  8. ^ Segarra, Lisa Marie (May 17, 2017). "Read Rep. Al Green's Speech Calling for President Trump's Impeachment". Time Magazine. Retrieved May 21, 2017. 
  9. ^ Green, Al (May 20, 2017). "Rep. Al Green (D-TX) posts a video of a threatening voicemail". Retrieved May 21, 2017 – via YouTube. 
  10. ^ Siciliano, John. "Callers threaten to hang Democrat Al Green after calling for Trump impeachment". Washington Examiner. Retrieved May 21, 2017. 
  11. ^ "Congressman threatened with lynching after calling for Trump's impeachment". Retrieved May 21, 2017. 
  12. ^ a b c "Al Green's Voting Records - The Voter's Self Defense System - Vote Smart". Project Vote Smart. 
  13. ^ a b "Al Green's Ratings and Endorsements - The Voter's Self Defense System - Vote Smart". Project Vote Smart. 
  14. ^ Kasperowicz, Pete (April 12, 2012). "Rep. Wilson calls for debate on racial profiling in wake of Zimmerman arrest". thehill.com. Retrieved May 21, 2017. 
  15. ^ "Auto Bailout Is Really About Bailing Out People (Rep. Al Green)". TheHill. 
  16. ^ "Democratic Pursuits Vital to Pakistan's Future (Rep. Al Green)". TheHill. 

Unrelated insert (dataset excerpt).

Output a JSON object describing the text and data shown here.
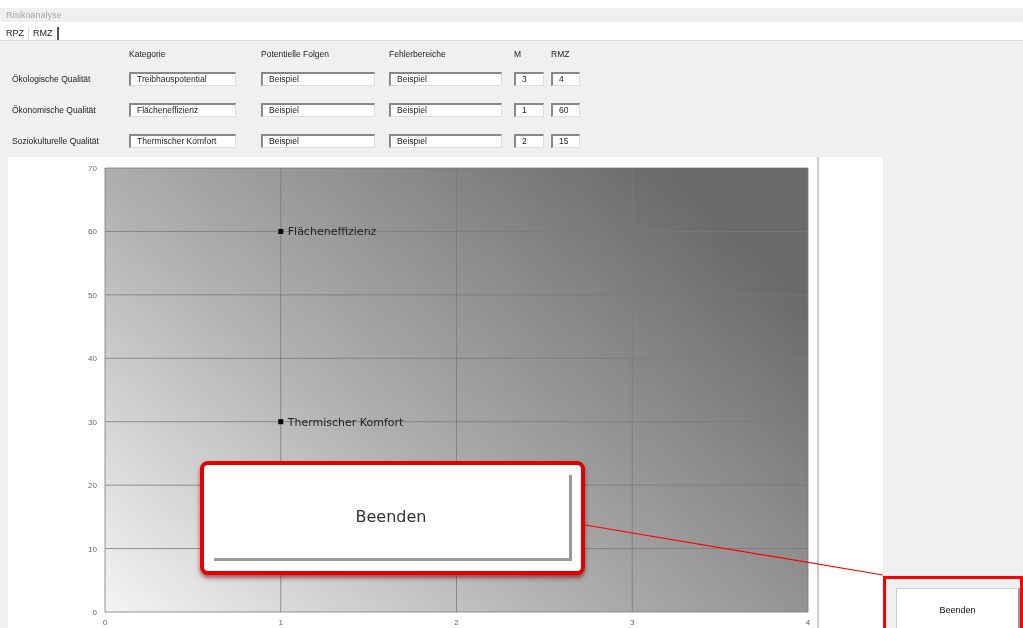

External links[edit]

U.S. House of Representatives
Preceded by
Nick Lampson
Member of the U.S. House of Representatives
from Texas's 9th congressional district

2005–present
Incumbent
Current U.S. order of precedence (ceremonial)
Preceded by
Louie Gohmert
R-Texas
United States Representatives by seniority
125th
Succeeded by
Brian Higgins
D-New York